Barring an 11th-hour agreement, then, between Internet radio operators and the music industry, the new fees are scheduled to kick in on Sunday.
Jonathan Potter, executive director of the Digital Media Association, whose members include larger Internet radio operators like Yahoo, Live365, Pandora and RealNetworks, said he was hopeful Webcasters could still reach a compromise with the music industry.
But until then, Webcasters will be “forced to make very difficult decisions about what music, if any, they are able to offer,” he said in a statement. “The result will certainly be fewer outlets for independent music, less diversity on the Internet airwaves, and far fewer listening choices for consumers.”
The new rules (PDF) issued by the U.S. Copyright Royalty Board earlier this year prescribe rate hikes of 0.08 cent per song per listener retroactive to 2006. They would also climb to 0.19 cent per song by 2010. According to the advocacy group SaveNetRadio, smaller Webcasters could face payment increases of up to 1,200 percent of what they owed before, while larger ones could owe up to 300 percent more.
Each station would also have to hand over a minimum $500 royalty payment per “channel” under the ruling, which DiMA says could cost the three largest Net radio operators–Yahoo, RealNetworks and Pandora–more than $1 billion in the first year alone.
SoundExchange, the nonprofit entity that collects the fees, was not immediately available for comment on the decision Thursday.

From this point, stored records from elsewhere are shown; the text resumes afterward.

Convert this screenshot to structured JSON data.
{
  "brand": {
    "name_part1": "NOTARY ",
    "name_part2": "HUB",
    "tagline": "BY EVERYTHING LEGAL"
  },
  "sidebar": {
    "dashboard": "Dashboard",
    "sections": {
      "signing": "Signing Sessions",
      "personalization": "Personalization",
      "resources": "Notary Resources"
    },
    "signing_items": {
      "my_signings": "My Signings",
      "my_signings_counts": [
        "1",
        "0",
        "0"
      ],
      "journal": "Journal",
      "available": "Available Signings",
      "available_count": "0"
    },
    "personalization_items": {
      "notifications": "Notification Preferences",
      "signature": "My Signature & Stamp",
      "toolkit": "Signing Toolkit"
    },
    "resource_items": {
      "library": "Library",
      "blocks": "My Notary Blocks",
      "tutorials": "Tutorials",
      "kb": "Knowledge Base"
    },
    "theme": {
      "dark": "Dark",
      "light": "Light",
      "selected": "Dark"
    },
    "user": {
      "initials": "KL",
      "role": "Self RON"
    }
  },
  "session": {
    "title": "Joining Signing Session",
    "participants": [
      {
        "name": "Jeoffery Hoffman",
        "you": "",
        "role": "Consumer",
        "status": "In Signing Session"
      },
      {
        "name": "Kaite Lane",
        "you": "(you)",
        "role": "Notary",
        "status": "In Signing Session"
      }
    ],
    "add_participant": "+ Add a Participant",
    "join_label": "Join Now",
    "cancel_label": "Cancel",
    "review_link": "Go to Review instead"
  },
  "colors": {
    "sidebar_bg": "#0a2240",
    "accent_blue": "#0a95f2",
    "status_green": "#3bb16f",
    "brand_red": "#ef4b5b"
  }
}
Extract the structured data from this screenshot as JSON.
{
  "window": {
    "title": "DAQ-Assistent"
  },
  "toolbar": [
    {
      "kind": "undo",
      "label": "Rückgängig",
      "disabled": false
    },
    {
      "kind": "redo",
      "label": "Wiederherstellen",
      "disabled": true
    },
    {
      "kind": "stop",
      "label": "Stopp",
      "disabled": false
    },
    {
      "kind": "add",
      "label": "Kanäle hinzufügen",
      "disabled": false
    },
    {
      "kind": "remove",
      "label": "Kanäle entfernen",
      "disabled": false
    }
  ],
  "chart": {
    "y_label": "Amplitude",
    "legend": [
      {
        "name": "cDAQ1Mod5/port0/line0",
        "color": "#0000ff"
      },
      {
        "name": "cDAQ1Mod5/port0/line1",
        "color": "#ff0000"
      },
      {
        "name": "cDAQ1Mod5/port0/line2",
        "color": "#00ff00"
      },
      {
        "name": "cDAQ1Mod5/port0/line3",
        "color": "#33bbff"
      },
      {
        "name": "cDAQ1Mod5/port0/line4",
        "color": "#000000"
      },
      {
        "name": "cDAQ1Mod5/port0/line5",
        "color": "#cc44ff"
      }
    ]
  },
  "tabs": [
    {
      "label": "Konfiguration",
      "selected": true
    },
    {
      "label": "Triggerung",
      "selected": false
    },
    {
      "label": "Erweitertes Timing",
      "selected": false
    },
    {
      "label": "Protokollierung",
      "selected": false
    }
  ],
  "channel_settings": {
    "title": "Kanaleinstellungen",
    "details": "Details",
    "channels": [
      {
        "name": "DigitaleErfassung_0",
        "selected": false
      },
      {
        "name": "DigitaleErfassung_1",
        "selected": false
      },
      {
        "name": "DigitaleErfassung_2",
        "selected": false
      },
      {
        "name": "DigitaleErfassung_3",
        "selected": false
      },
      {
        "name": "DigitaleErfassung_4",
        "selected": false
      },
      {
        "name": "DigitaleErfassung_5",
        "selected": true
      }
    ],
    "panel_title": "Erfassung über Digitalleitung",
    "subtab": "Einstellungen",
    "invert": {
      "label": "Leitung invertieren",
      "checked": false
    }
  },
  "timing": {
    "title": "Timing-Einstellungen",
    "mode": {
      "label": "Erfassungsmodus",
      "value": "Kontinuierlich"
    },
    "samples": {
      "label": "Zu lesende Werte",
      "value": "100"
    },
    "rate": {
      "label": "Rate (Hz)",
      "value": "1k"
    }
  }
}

The group has offered two attempted compromises to the Net radio industry, but they haven’t gone far enough to meet the Webcasters’ wishes thus far. First, it attempted to extend a peace offering to smaller Webcasters by saying it would freeze through 2010 the “below-market” rates they have been paying since 1998. But Net radio advocates said that would effectively discourage smaller firms from growing their operations. More recently, the group also reportedly to cap at $2,500 the $500 per “channel” minimum fee for all Webcasters but, according to DiMA, only through 2008.
If an accord can’t be reached, Congress may need to step in and pass a bill that would overturn the CRB’s ruling, said Rep. Jay Inslee (D-Wash.), one of the sponsors of the House of Representatives version. His bill proposes leveling the royalty rates for all digital broadcasters–satellite, cable and Internet–at 7.5 percent of their revenues.
“I hope a compromise between online radio broadcasters and record labels can be reached before then, but if the hammer drops, urgency for congressional action only increases,” he said.